▸ What is expected:
Read each of the lines below and tally those with "mini"; the tally is the whole answer.

▸ Given information:
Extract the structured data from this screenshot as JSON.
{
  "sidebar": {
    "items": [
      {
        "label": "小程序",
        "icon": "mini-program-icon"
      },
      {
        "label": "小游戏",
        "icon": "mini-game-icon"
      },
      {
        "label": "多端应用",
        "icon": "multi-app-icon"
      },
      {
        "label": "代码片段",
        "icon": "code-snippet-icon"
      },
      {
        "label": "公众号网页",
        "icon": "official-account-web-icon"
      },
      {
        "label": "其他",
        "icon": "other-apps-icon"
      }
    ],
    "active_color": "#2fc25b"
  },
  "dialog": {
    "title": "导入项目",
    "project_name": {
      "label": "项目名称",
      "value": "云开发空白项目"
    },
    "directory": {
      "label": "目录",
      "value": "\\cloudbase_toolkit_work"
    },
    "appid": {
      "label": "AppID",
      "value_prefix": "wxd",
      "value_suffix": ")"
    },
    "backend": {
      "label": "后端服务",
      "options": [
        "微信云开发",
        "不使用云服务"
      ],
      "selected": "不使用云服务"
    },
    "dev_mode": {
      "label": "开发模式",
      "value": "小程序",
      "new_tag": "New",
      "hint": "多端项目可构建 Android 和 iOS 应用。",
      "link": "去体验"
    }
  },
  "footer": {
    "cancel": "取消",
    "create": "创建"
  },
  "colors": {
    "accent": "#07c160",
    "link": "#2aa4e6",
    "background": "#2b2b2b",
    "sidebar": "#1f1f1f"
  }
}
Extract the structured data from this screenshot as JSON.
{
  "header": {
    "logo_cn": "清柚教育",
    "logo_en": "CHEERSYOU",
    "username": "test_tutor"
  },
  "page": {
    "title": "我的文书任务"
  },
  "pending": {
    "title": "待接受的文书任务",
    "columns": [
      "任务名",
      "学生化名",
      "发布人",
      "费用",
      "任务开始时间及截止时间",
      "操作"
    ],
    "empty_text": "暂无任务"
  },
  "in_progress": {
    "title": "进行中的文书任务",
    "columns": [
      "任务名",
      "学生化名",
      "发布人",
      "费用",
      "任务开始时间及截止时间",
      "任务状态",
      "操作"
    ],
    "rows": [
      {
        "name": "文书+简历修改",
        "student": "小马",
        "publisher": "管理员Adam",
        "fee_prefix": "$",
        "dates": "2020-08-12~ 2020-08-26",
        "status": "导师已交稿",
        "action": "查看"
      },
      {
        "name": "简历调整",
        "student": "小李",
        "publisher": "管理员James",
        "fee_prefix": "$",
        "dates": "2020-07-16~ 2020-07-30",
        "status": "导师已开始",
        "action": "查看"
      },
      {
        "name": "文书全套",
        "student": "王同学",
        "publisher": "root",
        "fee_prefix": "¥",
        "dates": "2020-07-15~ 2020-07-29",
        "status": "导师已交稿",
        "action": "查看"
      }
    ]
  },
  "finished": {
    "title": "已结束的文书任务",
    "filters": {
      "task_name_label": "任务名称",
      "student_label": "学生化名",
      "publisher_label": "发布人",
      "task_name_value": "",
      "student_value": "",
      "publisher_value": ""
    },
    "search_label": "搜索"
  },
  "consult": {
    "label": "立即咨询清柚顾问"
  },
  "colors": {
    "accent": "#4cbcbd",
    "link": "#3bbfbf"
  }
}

▸ Completed task:
2